▶ **WORK TO BE COMPLETED**
In the data below, find every line with the word "title" and copy it out.

Interface dataset entries

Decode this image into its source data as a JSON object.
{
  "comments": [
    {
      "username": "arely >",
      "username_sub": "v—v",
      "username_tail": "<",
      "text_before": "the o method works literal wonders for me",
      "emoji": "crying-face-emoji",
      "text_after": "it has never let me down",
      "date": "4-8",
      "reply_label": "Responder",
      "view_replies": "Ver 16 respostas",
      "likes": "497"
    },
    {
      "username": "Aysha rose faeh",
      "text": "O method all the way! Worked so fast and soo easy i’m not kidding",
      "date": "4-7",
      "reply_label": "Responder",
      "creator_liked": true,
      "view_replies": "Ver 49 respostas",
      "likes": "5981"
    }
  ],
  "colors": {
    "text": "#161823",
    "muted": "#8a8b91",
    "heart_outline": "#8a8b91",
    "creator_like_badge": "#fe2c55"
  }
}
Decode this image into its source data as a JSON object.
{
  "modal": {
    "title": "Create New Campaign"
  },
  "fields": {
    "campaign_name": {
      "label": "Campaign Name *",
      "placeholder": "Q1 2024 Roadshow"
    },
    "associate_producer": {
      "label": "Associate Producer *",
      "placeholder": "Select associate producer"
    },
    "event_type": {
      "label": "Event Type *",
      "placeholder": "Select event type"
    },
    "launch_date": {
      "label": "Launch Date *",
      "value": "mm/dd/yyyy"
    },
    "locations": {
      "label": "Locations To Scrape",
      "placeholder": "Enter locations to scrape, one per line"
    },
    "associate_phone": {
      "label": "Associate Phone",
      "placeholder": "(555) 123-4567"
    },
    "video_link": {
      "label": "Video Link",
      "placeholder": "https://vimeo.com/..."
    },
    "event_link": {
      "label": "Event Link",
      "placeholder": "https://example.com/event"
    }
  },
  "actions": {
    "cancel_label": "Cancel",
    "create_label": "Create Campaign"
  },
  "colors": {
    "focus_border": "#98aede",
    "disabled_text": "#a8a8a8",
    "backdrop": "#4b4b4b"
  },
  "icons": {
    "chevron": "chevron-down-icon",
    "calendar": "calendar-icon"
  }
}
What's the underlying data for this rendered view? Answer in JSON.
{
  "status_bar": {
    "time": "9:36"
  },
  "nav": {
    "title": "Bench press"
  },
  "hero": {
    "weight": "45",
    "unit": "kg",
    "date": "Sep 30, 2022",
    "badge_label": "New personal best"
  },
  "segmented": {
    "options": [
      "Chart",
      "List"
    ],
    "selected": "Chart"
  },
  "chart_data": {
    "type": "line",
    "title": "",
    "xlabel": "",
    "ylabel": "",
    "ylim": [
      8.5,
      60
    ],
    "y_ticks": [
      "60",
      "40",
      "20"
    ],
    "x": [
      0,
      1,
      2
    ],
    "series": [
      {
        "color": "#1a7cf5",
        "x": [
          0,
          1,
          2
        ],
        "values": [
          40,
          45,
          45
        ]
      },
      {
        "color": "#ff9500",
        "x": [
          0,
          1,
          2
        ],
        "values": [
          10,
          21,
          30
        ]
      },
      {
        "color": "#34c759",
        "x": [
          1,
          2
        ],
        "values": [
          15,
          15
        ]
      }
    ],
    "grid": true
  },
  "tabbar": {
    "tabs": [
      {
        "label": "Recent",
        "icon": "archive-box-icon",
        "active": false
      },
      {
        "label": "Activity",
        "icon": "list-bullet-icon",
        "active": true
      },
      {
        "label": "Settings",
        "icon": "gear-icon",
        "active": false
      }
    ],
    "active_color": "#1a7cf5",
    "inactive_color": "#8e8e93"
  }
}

▶ **ANSWER TO THIS EXERCISE**
    "title": "Create New Campaign"
    "title": "Bench press"
    "title": "",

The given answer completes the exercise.